## WORK ORDER
Please read the records below and return each line holding the string "HelloTriangle".
════════════════════
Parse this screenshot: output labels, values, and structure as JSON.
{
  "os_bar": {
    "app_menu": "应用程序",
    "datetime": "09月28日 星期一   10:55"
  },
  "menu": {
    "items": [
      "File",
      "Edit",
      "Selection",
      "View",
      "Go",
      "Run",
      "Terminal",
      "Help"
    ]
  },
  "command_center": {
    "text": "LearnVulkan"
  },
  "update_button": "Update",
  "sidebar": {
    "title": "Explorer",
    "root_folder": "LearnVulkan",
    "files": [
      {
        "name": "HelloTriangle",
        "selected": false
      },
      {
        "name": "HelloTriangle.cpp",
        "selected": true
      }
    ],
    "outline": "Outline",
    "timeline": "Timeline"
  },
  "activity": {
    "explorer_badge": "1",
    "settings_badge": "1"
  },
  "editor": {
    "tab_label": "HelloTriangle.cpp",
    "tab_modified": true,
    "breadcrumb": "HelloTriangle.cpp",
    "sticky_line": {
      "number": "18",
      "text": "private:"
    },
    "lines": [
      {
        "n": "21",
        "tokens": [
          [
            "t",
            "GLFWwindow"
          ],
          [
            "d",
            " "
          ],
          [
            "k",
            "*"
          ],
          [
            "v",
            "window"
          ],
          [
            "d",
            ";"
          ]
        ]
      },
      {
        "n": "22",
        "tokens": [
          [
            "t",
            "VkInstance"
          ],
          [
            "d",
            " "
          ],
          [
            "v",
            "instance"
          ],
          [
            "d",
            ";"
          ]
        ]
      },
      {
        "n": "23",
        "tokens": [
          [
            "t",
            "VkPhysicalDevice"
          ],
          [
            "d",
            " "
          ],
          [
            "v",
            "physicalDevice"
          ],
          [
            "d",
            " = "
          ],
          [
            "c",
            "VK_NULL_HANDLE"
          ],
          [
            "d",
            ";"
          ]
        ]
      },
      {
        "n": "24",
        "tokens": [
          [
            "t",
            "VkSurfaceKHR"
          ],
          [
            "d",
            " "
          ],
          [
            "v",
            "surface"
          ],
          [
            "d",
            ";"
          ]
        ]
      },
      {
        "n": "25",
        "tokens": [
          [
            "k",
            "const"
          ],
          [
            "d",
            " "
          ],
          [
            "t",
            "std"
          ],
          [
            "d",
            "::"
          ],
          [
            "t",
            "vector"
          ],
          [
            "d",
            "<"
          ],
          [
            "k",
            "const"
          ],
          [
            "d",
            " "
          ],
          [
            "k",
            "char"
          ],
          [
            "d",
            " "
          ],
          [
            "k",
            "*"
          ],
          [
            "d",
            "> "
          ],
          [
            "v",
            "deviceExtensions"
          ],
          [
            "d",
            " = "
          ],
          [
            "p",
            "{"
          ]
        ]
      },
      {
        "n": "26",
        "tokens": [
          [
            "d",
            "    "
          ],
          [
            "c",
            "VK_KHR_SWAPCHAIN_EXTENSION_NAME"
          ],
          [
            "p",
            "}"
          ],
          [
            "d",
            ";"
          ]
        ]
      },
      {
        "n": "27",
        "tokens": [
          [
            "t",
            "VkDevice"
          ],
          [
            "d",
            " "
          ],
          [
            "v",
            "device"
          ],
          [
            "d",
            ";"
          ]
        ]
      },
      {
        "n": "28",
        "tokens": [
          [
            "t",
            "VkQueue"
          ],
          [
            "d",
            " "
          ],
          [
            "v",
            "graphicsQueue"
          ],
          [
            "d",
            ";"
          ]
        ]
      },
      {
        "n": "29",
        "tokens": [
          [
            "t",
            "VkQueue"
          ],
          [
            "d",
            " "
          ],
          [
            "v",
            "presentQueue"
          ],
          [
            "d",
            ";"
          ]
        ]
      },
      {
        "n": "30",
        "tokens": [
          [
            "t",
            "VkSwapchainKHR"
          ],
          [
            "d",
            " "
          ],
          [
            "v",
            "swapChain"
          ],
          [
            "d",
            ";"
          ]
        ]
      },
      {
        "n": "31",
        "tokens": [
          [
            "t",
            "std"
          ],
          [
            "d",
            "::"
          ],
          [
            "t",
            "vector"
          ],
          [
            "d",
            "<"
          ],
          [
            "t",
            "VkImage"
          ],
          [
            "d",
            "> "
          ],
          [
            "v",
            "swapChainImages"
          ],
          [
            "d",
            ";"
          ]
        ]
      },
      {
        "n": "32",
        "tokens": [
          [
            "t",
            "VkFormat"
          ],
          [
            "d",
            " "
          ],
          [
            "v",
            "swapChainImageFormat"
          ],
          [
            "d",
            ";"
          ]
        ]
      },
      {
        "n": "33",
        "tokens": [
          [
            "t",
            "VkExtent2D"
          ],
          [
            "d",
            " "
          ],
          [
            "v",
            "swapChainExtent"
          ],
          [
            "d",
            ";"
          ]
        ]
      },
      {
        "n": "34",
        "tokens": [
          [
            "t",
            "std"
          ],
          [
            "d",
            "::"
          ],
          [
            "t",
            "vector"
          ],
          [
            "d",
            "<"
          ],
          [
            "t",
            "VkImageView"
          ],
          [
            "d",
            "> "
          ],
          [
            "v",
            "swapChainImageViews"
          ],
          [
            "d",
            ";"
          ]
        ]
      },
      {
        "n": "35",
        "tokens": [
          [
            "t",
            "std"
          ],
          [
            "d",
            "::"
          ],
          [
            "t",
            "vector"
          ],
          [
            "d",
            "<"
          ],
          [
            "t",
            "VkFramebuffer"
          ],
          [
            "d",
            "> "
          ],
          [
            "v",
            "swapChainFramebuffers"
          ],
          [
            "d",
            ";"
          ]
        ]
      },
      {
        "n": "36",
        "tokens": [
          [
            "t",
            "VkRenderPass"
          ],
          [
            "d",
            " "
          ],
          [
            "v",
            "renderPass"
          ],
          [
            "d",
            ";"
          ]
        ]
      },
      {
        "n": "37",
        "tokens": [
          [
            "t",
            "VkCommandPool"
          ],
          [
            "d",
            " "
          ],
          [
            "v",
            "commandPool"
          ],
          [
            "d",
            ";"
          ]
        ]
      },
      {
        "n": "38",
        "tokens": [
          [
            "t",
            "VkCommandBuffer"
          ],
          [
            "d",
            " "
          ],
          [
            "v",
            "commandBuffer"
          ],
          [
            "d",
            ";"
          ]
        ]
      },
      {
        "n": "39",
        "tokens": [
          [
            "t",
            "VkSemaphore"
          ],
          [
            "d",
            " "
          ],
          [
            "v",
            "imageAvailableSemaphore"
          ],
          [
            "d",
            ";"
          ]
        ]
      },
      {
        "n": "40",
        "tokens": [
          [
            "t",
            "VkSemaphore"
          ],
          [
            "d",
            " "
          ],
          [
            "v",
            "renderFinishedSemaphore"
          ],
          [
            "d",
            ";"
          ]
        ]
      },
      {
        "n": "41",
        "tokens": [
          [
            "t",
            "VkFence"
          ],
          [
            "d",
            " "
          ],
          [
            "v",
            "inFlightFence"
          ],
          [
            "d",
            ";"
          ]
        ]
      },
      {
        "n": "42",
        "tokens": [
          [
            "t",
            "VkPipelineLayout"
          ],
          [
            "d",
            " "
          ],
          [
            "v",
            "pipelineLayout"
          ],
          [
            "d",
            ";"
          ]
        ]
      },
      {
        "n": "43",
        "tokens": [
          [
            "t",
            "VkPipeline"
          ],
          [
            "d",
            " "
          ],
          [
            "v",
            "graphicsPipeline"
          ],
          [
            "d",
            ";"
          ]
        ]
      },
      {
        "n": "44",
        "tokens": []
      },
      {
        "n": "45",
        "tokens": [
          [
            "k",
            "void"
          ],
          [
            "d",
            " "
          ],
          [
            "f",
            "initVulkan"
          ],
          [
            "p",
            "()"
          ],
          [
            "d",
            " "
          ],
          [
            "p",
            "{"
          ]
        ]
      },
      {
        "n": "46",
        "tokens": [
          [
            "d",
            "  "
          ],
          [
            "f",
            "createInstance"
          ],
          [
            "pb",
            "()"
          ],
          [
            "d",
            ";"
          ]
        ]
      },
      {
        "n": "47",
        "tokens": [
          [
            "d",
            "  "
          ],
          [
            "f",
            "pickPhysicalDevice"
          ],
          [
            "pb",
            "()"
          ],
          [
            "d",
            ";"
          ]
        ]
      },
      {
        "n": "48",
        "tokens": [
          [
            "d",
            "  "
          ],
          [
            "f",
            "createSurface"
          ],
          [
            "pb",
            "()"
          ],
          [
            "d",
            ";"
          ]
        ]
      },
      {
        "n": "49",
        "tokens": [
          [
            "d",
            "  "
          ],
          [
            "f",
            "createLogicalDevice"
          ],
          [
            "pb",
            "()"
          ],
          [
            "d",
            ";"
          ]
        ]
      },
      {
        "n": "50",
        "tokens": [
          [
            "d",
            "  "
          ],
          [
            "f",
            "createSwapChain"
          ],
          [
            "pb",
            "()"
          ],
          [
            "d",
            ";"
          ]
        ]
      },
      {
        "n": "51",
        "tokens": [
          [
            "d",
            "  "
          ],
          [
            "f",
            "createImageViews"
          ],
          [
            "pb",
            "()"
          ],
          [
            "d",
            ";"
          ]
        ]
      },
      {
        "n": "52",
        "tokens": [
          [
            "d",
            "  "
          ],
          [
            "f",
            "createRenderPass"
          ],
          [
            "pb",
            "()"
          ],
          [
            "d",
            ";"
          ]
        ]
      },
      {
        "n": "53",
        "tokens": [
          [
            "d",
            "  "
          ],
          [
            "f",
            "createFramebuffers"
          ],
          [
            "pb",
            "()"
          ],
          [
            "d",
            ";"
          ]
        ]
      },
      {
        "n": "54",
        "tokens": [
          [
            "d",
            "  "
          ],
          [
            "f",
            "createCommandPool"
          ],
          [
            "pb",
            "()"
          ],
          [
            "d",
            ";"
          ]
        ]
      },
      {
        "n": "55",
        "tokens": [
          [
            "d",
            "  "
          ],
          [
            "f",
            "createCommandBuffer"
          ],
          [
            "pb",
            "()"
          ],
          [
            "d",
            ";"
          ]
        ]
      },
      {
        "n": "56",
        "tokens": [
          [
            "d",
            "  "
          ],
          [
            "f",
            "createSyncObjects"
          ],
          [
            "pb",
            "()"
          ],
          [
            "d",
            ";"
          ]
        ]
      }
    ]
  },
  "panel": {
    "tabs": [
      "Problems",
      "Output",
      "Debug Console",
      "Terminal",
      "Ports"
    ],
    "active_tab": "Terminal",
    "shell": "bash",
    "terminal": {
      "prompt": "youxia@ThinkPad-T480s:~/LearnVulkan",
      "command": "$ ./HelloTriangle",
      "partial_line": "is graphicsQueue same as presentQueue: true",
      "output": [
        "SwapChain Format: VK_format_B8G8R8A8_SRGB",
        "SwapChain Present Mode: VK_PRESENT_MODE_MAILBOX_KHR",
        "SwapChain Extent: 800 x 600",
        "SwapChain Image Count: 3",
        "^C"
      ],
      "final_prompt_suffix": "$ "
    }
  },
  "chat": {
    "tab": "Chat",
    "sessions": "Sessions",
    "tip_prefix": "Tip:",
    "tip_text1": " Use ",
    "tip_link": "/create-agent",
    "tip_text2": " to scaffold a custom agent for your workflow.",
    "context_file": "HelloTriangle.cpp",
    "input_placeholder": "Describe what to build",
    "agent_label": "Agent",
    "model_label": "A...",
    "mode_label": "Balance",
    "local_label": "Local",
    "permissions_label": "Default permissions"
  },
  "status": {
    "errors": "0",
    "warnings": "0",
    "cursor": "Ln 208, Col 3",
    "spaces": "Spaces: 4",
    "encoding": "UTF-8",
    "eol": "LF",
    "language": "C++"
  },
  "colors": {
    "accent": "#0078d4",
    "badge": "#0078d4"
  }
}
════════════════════
## RESULT OF THE TASK
        "name": "HelloTriangle",
        "name": "HelloTriangle.cpp",
    "tab_label": "HelloTriangle.cpp",
    "breadcrumb": "HelloTriangle.cpp",
      "command": "$ ./HelloTriangle",
    "context_file": "HelloTriangle.cpp",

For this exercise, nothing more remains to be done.